Aging Black men are at much greater risk of dying prematurely of colorectal cancer than any other group in the United States, and they are less likely than their white counterparts to be diagnosed at an early stage of the disease. Now a new study finds that patients who participated in a patient navigator program in which they enrolled at their barbershops were twice as likely to get screened for colorectal cancer.
The new clinical trial was led by the Department of Population Health at NYU Langone Health, and published recently in the American Journal of Public Health. It is the first, say the authors, to evaluate patient navigation—in which health care staff guide patients toward colorectal cancer screening in a timely fashion—in a true community setting.
Unlike the newly published MISTER B study (the Multi-intervention Study to Improve Colorectal Cancer Screening and to Enhance Risk Reduction in Black men), most prior studies of programs that link Black men to patient navigators to prevent colorectal cancer have based themselves at clinics. Specifically, the researchers found that participants who received help from the navigators in MISTER B were twice as likely to get screened as those who did not receive a patient navigator.
“Black men are less likely than the general population to be insured and to have a personal doctor, which is why we went beyond the clinic and to the community,” said Joseph Ravenell, M.D., M.P.H., the principal investigator of the study and associate professor in the Department of Population Health at NYU Langone’s Center for Healthful Behavior Change. “Barbershops in particular hold special appeal for community-based intervention trials, are popular forums for open conversation and could be leveraged to lessen the death rate from colorectal cancer in Black men.”

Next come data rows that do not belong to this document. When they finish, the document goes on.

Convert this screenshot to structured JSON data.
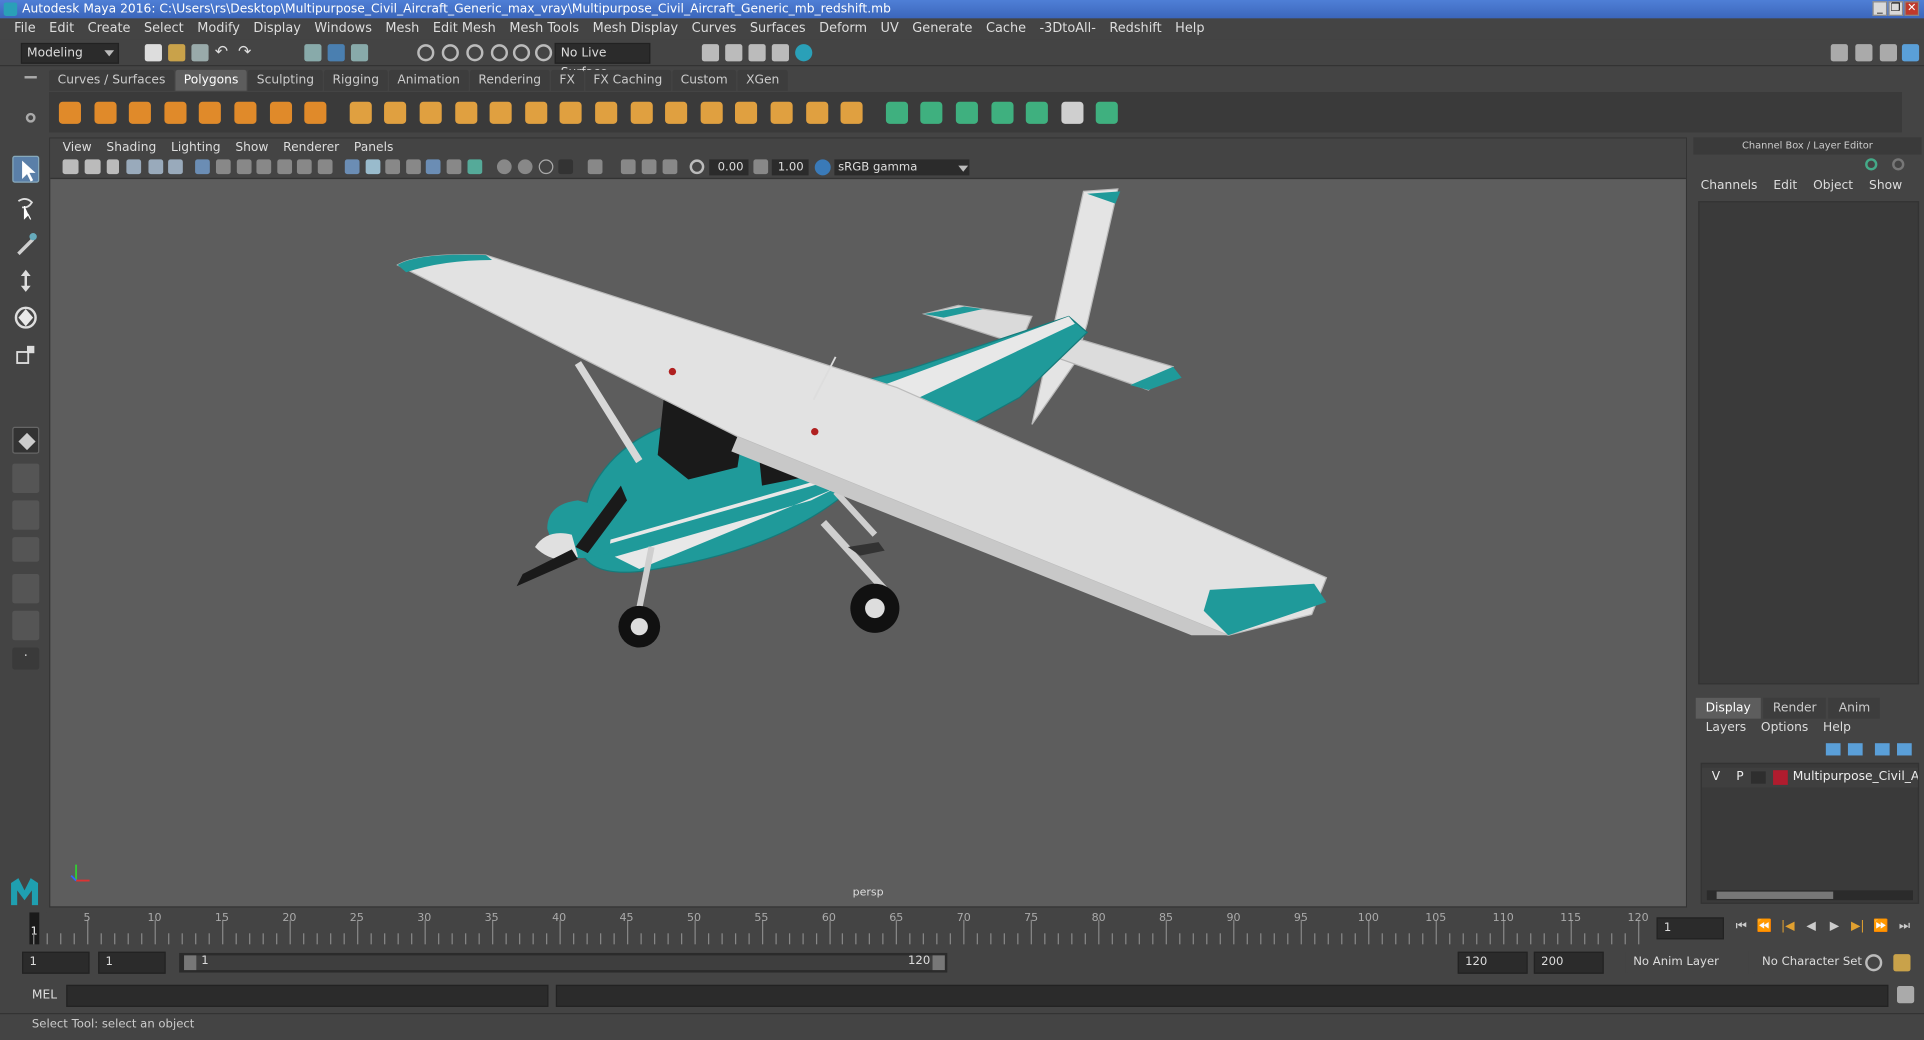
{
  "title": "Autodesk Maya 2016: C:\\Users\\rs\\Desktop\\Multipurpose_Civil_Aircraft_Generic_max_vray\\Multipurpose_Civil_Aircraft_Generic_mb_redshift.mb",
  "menus": [
    "File",
    "Edit",
    "Create",
    "Select",
    "Modify",
    "Display",
    "Windows",
    "Mesh",
    "Edit Mesh",
    "Mesh Tools",
    "Mesh Display",
    "Curves",
    "Surfaces",
    "Deform",
    "UV",
    "Generate",
    "Cache",
    "-3DtoAll-",
    "Redshift",
    "Help"
  ],
  "mode_dropdown": "Modeling",
  "live_surface": "No Live Surface",
  "shelf_tabs": [
    "Curves / Surfaces",
    "Polygons",
    "Sculpting",
    "Rigging",
    "Animation",
    "Rendering",
    "FX",
    "FX Caching",
    "Custom",
    "XGen"
  ],
  "active_shelf_tab": "Polygons",
  "viewport": {
    "menus": [
      "View",
      "Shading",
      "Lighting",
      "Show",
      "Renderer",
      "Panels"
    ],
    "exposure": "0.00",
    "gamma": "1.00",
    "color_space": "sRGB gamma",
    "camera_label": "persp"
  },
  "channel_box": {
    "header": "Channel Box / Layer Editor",
    "menus": [
      "Channels",
      "Edit",
      "Object",
      "Show"
    ]
  },
  "layer_editor": {
    "tabs": [
      "Display",
      "Render",
      "Anim"
    ],
    "active_tab": "Display",
    "menus": [
      "Layers",
      "Options",
      "Help"
    ],
    "layer": {
      "v": "V",
      "p": "P",
      "name": "Multipurpose_Civil_Aircr",
      "color": "#b01c2e"
    }
  },
  "timeline": {
    "ticks": [
      "1",
      "5",
      "10",
      "15",
      "20",
      "25",
      "30",
      "35",
      "40",
      "45",
      "50",
      "55",
      "60",
      "65",
      "70",
      "75",
      "80",
      "85",
      "90",
      "95",
      "100",
      "105",
      "110",
      "115",
      "120"
    ],
    "current_frame": "1"
  },
  "range": {
    "start": "1",
    "playback_start": "1",
    "slider_start": "1",
    "slider_end": "120",
    "playback_end": "120",
    "end": "200",
    "anim_layer": "No Anim Layer",
    "character_set": "No Character Set"
  },
  "command_line": {
    "label": "MEL"
  },
  "status_text": "Select Tool: select an object",
  "colors": {
    "teal": "#1f9a9a",
    "wing": "#dcdcdc",
    "viewport_bg": "#5d5d5d"
  }
}
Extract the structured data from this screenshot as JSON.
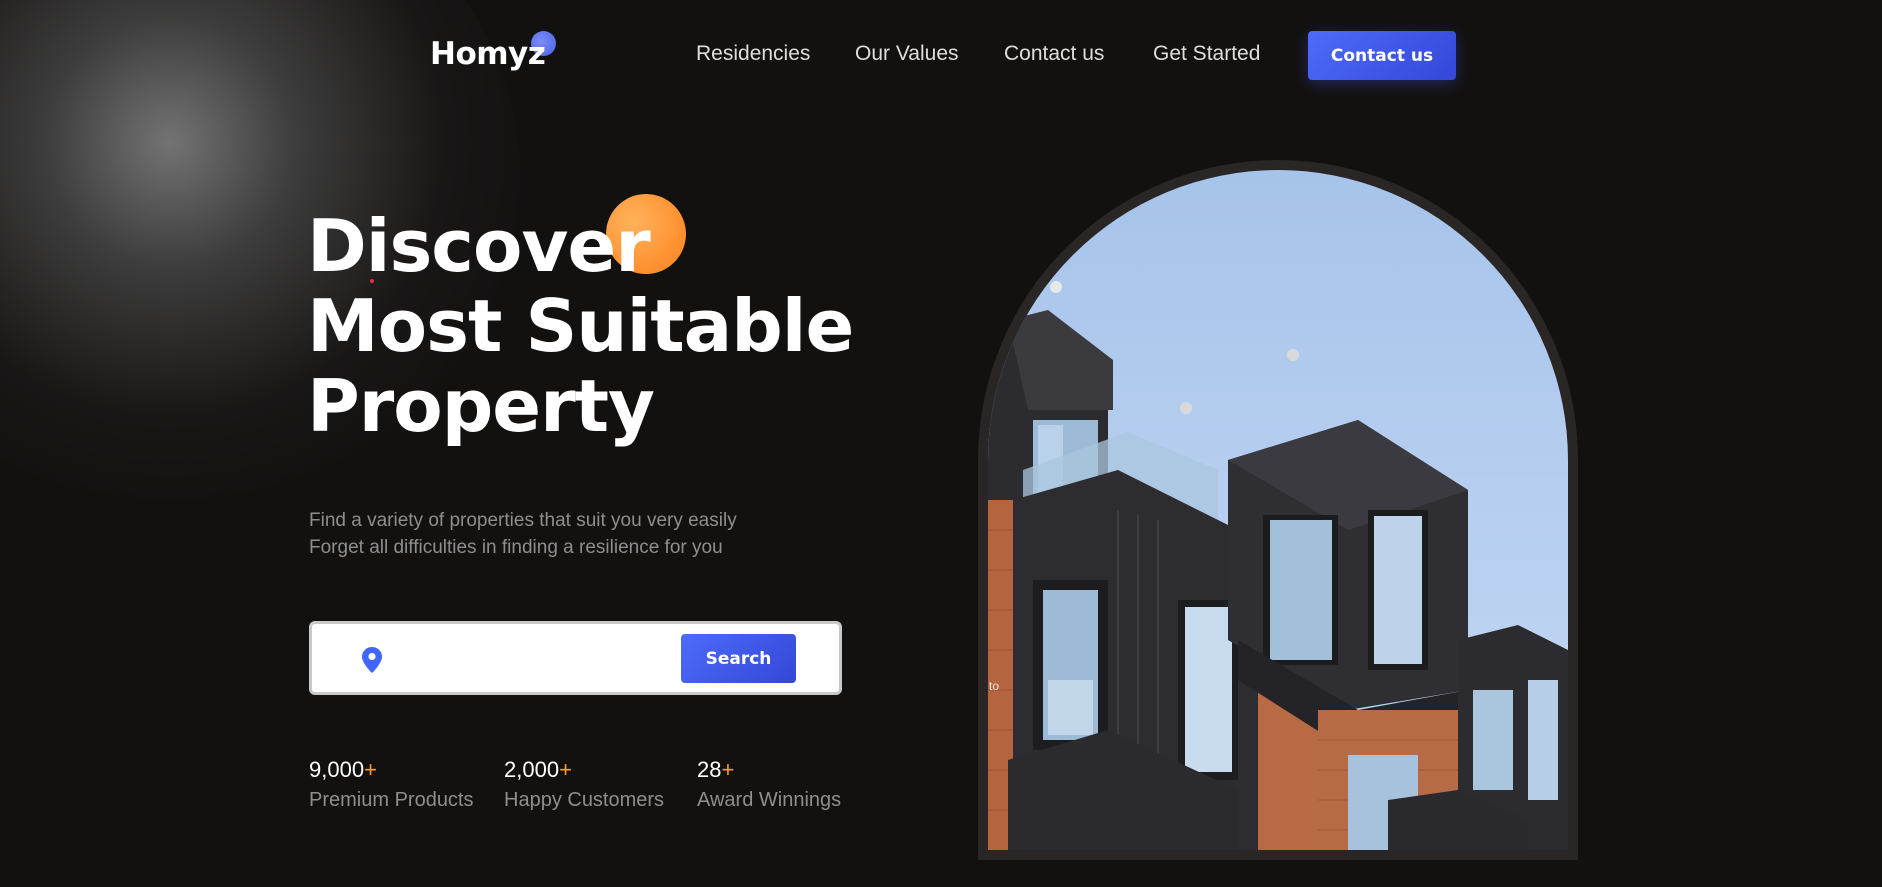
{
  "header": {
    "logo": "Homyz",
    "nav": [
      {
        "label": "Residencies"
      },
      {
        "label": "Our Values"
      },
      {
        "label": "Contact us"
      },
      {
        "label": "Get Started"
      }
    ],
    "cta_label": "Contact us"
  },
  "hero": {
    "title_lines": [
      "Discover",
      "Most Suitable",
      "Property"
    ],
    "subtitle_lines": [
      "Find a variety of properties that suit you very easily",
      "Forget all difficulties in finding a resilience for you"
    ],
    "search": {
      "placeholder": "",
      "button_label": "Search"
    },
    "stats": [
      {
        "value": "9,000",
        "plus": "+",
        "label": "Premium Products"
      },
      {
        "value": "2,000",
        "plus": "+",
        "label": "Happy Customers"
      },
      {
        "value": "28",
        "plus": "+",
        "label": "Award Winnings"
      }
    ],
    "image_caption": "to"
  },
  "colors": {
    "background": "#131110",
    "accent_blue": "#4066ff",
    "accent_orange": "#ff9a2f"
  },
  "icons": {
    "location": "location-pin-icon"
  }
}
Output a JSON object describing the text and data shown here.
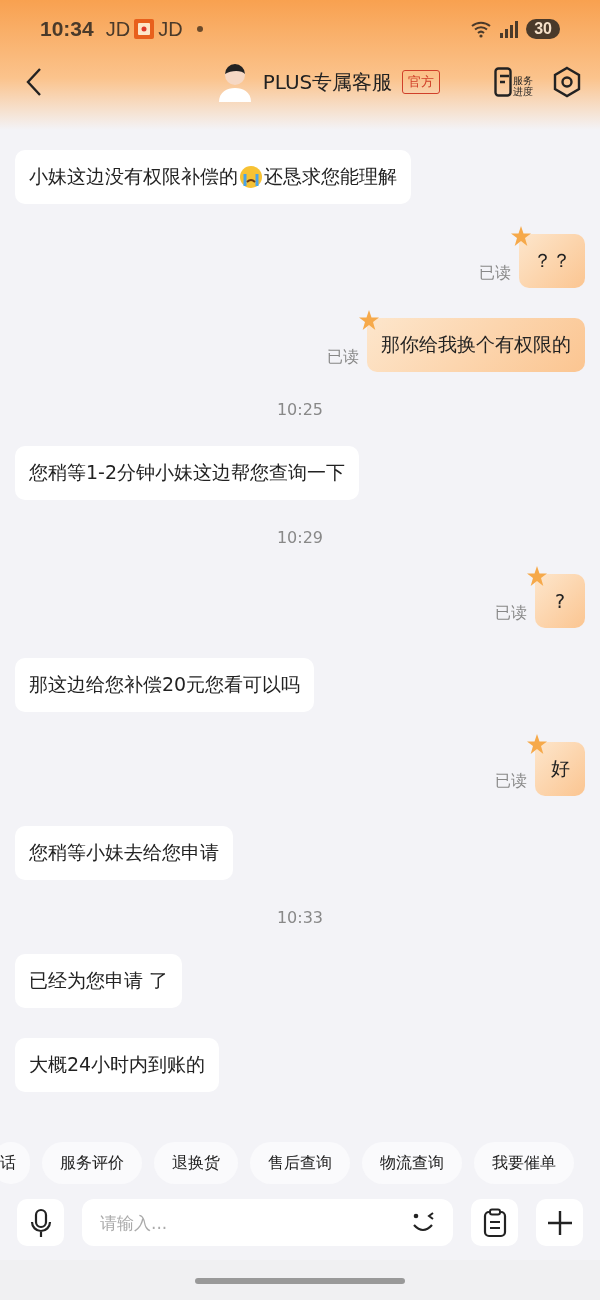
{
  "status_bar": {
    "time": "10:34",
    "apps": [
      "JD",
      "JD"
    ],
    "battery": "30"
  },
  "header": {
    "title": "PLUS专属客服",
    "badge": "官方",
    "progress_label": "服务进度"
  },
  "messages": [
    {
      "kind": "incoming",
      "parts": [
        {
          "kind": "text",
          "text": "小妹这边没有权限补偿的"
        },
        {
          "kind": "emoji"
        },
        {
          "kind": "text",
          "text": "还恳求您能理解"
        }
      ]
    },
    {
      "kind": "outgoing",
      "text": "？？",
      "status": "已读"
    },
    {
      "kind": "outgoing",
      "text": "那你给我换个有权限的",
      "status": "已读"
    },
    {
      "kind": "time",
      "text": "10:25"
    },
    {
      "kind": "incoming",
      "parts": [
        {
          "kind": "text",
          "text": "您稍等1-2分钟小妹这边帮您查询一下"
        }
      ]
    },
    {
      "kind": "time",
      "text": "10:29"
    },
    {
      "kind": "outgoing",
      "text": "?",
      "status": "已读"
    },
    {
      "kind": "incoming",
      "parts": [
        {
          "kind": "text",
          "text": "那这边给您补偿20元您看可以吗"
        }
      ]
    },
    {
      "kind": "outgoing",
      "text": "好",
      "status": "已读"
    },
    {
      "kind": "incoming",
      "parts": [
        {
          "kind": "text",
          "text": "您稍等小妹去给您申请"
        }
      ]
    },
    {
      "kind": "time",
      "text": "10:33"
    },
    {
      "kind": "incoming",
      "parts": [
        {
          "kind": "text",
          "text": "已经为您申请 了"
        }
      ]
    },
    {
      "kind": "incoming",
      "parts": [
        {
          "kind": "text",
          "text": "大概24小时内到账的"
        }
      ]
    }
  ],
  "quick_replies": [
    "话",
    "服务评价",
    "退换货",
    "售后查询",
    "物流查询",
    "我要催单"
  ],
  "input": {
    "placeholder": "请输入..."
  }
}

How the MISTER B study was conducted
From late 2009 to late 2013, community health workers visited 111 interested barbershops in all five boroughs of New York City, screening 4,025 Black male customers or nearby residents aged 50 or older for eligibility based on whether they were up-to-date for colorectal screening. The study then enrolled 731 men in one of three groups.
The first group was paired with a patient navigator who would help them address barriers to setting up a colorectal screening. These barriers included a lack of insurance coverage and a lack of knowledge about the need for screening, available options and screening locations. The second group, which was the control group, received motivational interviewing intervention for blood pressure control by a trained counselor, and the third group received both interventions.
Researchers then reviewed health education materials published by the American Cancer Society addressing colorectal cancer screening and the National Heart, Lung, and Blood Institute on high blood pressure self-management with all participants.
Those randomized to the patient navigation intervention received follow-up phone calls from patient navigators within two weeks and periodically over the course of six months to help them schedule a colonoscopy, or choose another type of screening for colorectal cancer. Participants who preferred fecal immunochemical test screening were sent a kit and instructions by mail, and received follow-up calls from the navigator to confirm the testing.